This resource offers basic information about what tenants need to do if they do not want to move out or be evicted, what happens at a Landlord and Tenant Board hearing, and where to get referral information in many languages.
This resource explains what tenants need to do if they do not want to move out or be evicted, what happens at a Landlord and Tenant Board hearing, and what tenants can do if they get an eviction order from the Board. There is also contact information to get more information or legal help.
Tenants have a legal right to privacy and the right to live free from harassment and discrimination by their landlord or by other tenants.
Every tenant has the right to a home that is well maintained, in a building that is clean and safe. This resource explains the types of maintenance and repairs that landlords must do, steps tenants can take to get things fixed, and ways tenants can get help.
This resource describes what tenants have to do if they want to move out, and what can happen if they do not follow the rules. There are sections dealing with ways to move out early: making an agreement with a landlord, assigning, subletting, and applying to the Landlord and Tenant Board.
Updated to indicate changes to rent guideline coverage expected to take effect from April 20, 2017.
To increase a tenant’s rent, the landlord must follow the rules set by the Residential Tenancies Act. This resource explains those rules. It also talks about agreements that a landlord and a tenant can make to increase the rent, rules about deposits and other charges, and steps tenants can take if they have paid an illegal rent or charge.
This resource offers basic information to tenants about how much rent a landlord can charge, deposits and payments a tenant might have to make before moving in, and other rules landlords and tenants must follow.
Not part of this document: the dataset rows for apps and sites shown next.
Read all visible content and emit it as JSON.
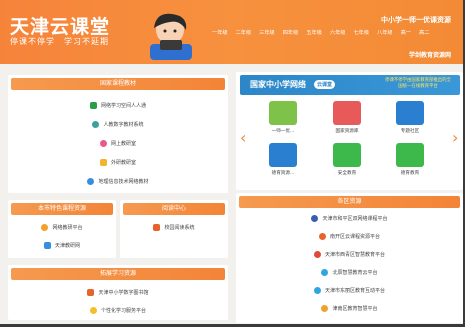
{
  "header": {
    "title": "天津云课堂",
    "subtitle": "停课不停学　学习不延期",
    "top_link": "中小学一师一优课资源",
    "grades": [
      "一年级",
      "二年级",
      "三年级",
      "四年级",
      "五年级",
      "六年级",
      "七年级",
      "八年级",
      "高一",
      "高二"
    ],
    "side_link": "学剑教育资源网",
    "accent": "#f6833a"
  },
  "national": {
    "head": "国家课程教材",
    "items": [
      {
        "label": "网络学习空间人人通",
        "icon": "grid-icon",
        "color": "#2a9d4a"
      },
      {
        "label": "人教数字教材系统",
        "icon": "circle-icon",
        "color": "#3aa0a0"
      },
      {
        "label": "网上教研室",
        "icon": "flower-icon",
        "color": "#e85a8a"
      },
      {
        "label": "外研教研室",
        "icon": "square-icon",
        "color": "#f3b32a"
      },
      {
        "label": "地理信息技术网络教材",
        "icon": "globe-icon",
        "color": "#3a8ee0"
      }
    ]
  },
  "local": {
    "head": "本市特色课程资源",
    "items": [
      {
        "label": "网络教研平台",
        "icon": "sun-icon",
        "color": "#f2a12a"
      },
      {
        "label": "天津教研网",
        "icon": "leaf-icon",
        "color": "#3a8ee0"
      }
    ]
  },
  "reading": {
    "head": "阅读中心",
    "items": [
      {
        "label": "校园阅读系统",
        "icon": "book-icon",
        "color": "#e8632a"
      }
    ]
  },
  "extend": {
    "head": "拓展学习资源",
    "items": [
      {
        "label": "天津中小学数字图书馆",
        "icon": "library-icon",
        "color": "#e8632a"
      },
      {
        "label": "个性化学习服务平台",
        "icon": "star-icon",
        "color": "#f2c12a"
      }
    ]
  },
  "banner": {
    "title": "国家中小学网络",
    "title_suffix": "云课堂",
    "sub": "停课不停学由国家教育部推出的全国统一在线教育平台"
  },
  "tiles": [
    {
      "label": "一师一优...",
      "icon": "ppt-icon",
      "color": "#7ec24a"
    },
    {
      "label": "国家资源库",
      "icon": "library-icon",
      "color": "#e85a5a"
    },
    {
      "label": "专题社区",
      "icon": "doc-icon",
      "color": "#2b7fd0"
    },
    {
      "label": "德育资源...",
      "icon": "cart-icon",
      "color": "#2b7fd0"
    },
    {
      "label": "安全教育",
      "icon": "shield-icon",
      "color": "#3db84a"
    },
    {
      "label": "德育教育",
      "icon": "screen-icon",
      "color": "#3db84a"
    }
  ],
  "districts": {
    "head": "各区资源",
    "items": [
      {
        "label": "天津市和平区双网络课程平台",
        "icon": "dot-icon",
        "color": "#3a5fb0"
      },
      {
        "label": "南开区云课程资源平台",
        "icon": "dot-icon",
        "color": "#e8632a"
      },
      {
        "label": "天津市西青区智慧教育平台",
        "icon": "dot-icon",
        "color": "#e04a3a"
      },
      {
        "label": "北辰智慧教育云平台",
        "icon": "dot-icon",
        "color": "#2ea7e0"
      },
      {
        "label": "天津市东丽区教育互动平台",
        "icon": "dot-icon",
        "color": "#2ea7e0"
      },
      {
        "label": "津南区教育智慧平台",
        "icon": "dot-icon",
        "color": "#f2a12a"
      }
    ]
  }
}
There is also information about discrimination, moving out, taking legal action if a landlord breaks the rules, and where to get referral information in many languages.
Interactive web tool to help people in different kinds of shared rental arrangements find out which laws apply to their situation and what their rights and responsibilities are.
Disclaimer: This site contains general legal information for people in Ontario, Canada. It is not intended to be used as legal advice for a specific legal problem.